Answer: We recommend retaining COBRA election notice records for at least three years from the date of the initial qualifying event (three years being the maximum COBRA coverage period available to any qualified beneficiary), plus the longer of:

1. The statute of limitations for excise taxes (for plans subject to Code § 4980B) or

2. The statute of limitations for COBRA coverage (which will depend on the jurisdictions in which your plans operate).

Determining the length of the retention period requires an understanding of the applicable statutes of limitation (that is, the period during which excise taxes may be assessed or COBRA claims may be filed in court), as well as the legal rules that determine when the limitations period starts to run.

Determining the limitations period can be complex, but here is a summary:

  • Excise Tax Statute of Limitations. The IRS may assess excise taxes for COBRA violations within three years after the later of the due date or actual filing date of Form 8928. (Persons or entities liable for excise taxes must self-report liability on Form 8928) As a result, records related to the COBRA election notice — including mailing records — should be retained for at least three years from the Form 8928 due date or filing date, as applicable.Although law and practice is still developing, it appears that Form 8928 is rarely filed, and, without a filed Form 8928, there is no statute of limitations — the IRS can arguably assess taxes for compliance failures at any time. In connection with income taxes, the IRS has advised that records should be kept indefinitely when no return is filed, but there may be logistical obstacles to permanent retention of COBRA records. For years in which your company determines that no Form 8928 is required, you should consult with experienced legal counsel about how long to retain records that support non-filing of the Form and demonstrate compliance with COBRA’s requirements.
  • COBRA Lawsuit Statutes of Limitation. Claims for COBRA coverage filed after the limitations period has run are unenforceable. Because there is no specific COBRA statute of limitations, courts look to the most analogous state-law period, which varies from state to state. In suits for COBRA coverage, some courts have applied the relatively short two-year period for unfair insurance practices, but others have applied longer periods of six years or even more. You should consult with your legal counsel about what periods are likely to apply in the jurisdictions in which your plans operate.Plans operating in more than one state may be subject to more than one statute of limitations and should likely use the longest possible limitations period for COBRA recordkeeping purposes.

You should also be aware that the limitations period for a COBRA coverage claim doesn’t necessarily start to run when the election notice is (or should have been) provided. Rather, the general rule is that the period does not start until the individual knew (or had reason to know) that he or she had a claim for COBRA coverage.
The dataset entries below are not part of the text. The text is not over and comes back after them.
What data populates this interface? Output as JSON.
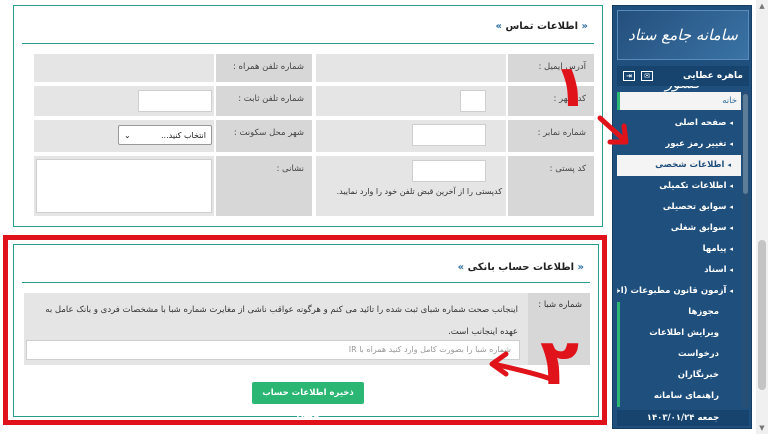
{
  "sidebar": {
    "logo_text": "سامانه جامع ستاد کشور",
    "user_name": "ماهره عطایی",
    "menu": [
      {
        "label": "خانه",
        "kind": "home"
      },
      {
        "label": "صفحه اصلی",
        "kind": "item"
      },
      {
        "label": "تغییر رمز عبور",
        "kind": "item"
      },
      {
        "label": "اطلاعات شخصی",
        "kind": "active"
      },
      {
        "label": "اطلاعات تکمیلی",
        "kind": "item"
      },
      {
        "label": "سوابق تحصیلی",
        "kind": "item"
      },
      {
        "label": "سوابق شغلی",
        "kind": "item"
      },
      {
        "label": "پیامها",
        "kind": "item"
      },
      {
        "label": "اسناد",
        "kind": "item"
      },
      {
        "label": "آزمون قانون مطبوعات (اختیاری)",
        "kind": "item"
      },
      {
        "label": "مجوزها",
        "kind": "sub"
      },
      {
        "label": "ویرایش اطلاعات",
        "kind": "sub"
      },
      {
        "label": "درخواست",
        "kind": "sub"
      },
      {
        "label": "خبرنگاران",
        "kind": "sub"
      },
      {
        "label": "راهنمای سامانه",
        "kind": "sub"
      }
    ],
    "date": "جمعه ۱۴۰۳/۰۱/۲۴"
  },
  "contact": {
    "title": "اطلاعات تماس",
    "email_label": "آدرس ایمیل :",
    "mobile_label": "شماره تلفن همراه :",
    "city_code_label": "کد شهر :",
    "phone_label": "شماره تلفن ثابت :",
    "fax_label": "شماره نمابر :",
    "city_label": "شهر محل سکونت :",
    "city_select_value": "انتخاب کنید...",
    "postal_label": "کد پستی :",
    "postal_hint": "کدپستی را از آخرین قبض تلفن خود را وارد نمایید.",
    "address_label": "نشانی :"
  },
  "bank": {
    "title": "اطلاعات حساب بانکی",
    "sheba_label": "شماره شبا :",
    "sheba_note": "اینجانب صحت شماره شبای ثبت شده را تائید می کنم و هرگونه عواقب ناشی از مغایرت شماره شبا با مشخصات فردی و بانک عامل به عهده اینجانب است.",
    "sheba_placeholder": "شماره شبا را بصورت کامل وارد کنید همراه با IR",
    "save_button": "ذخیره اطلاعات حساب بانکی"
  },
  "annotations": {
    "step1": "۱",
    "step2": "۲"
  },
  "colors": {
    "sidebar": "#1f4f7d",
    "accent_green": "#2bb673",
    "panel_border": "#2a9d8f",
    "annotation_red": "#e0131b"
  }
}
Someone who actually receives an election notice should have reason to know of COBRA coverage claims at the time of receipt. But an individual may not focus on COBRA coverage until a medical claim arises, and at that point, may dispute the receipt or adequacy of COBRA notices.
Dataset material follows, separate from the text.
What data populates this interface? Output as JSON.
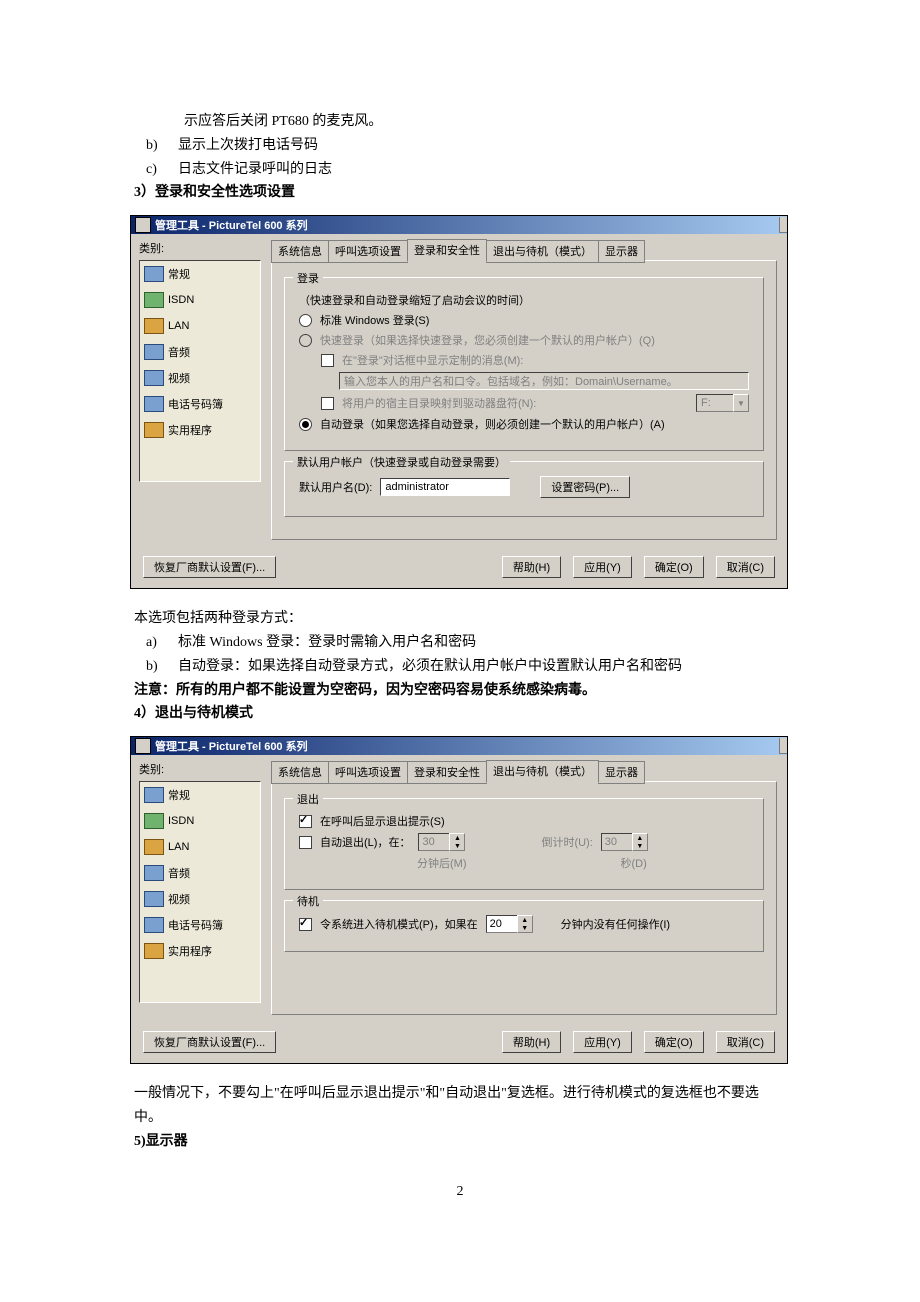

Because the longest possible COBRA coverage period is three years, it’s a good idea to retain election notice records for three years from the date of the initial qualifying event plus the applicable limitations period. And, because calculating limitation periods isn’t an exact science and involves so many variables, you may want to tack on a few extra years to give yourself additional leeway.

© 2017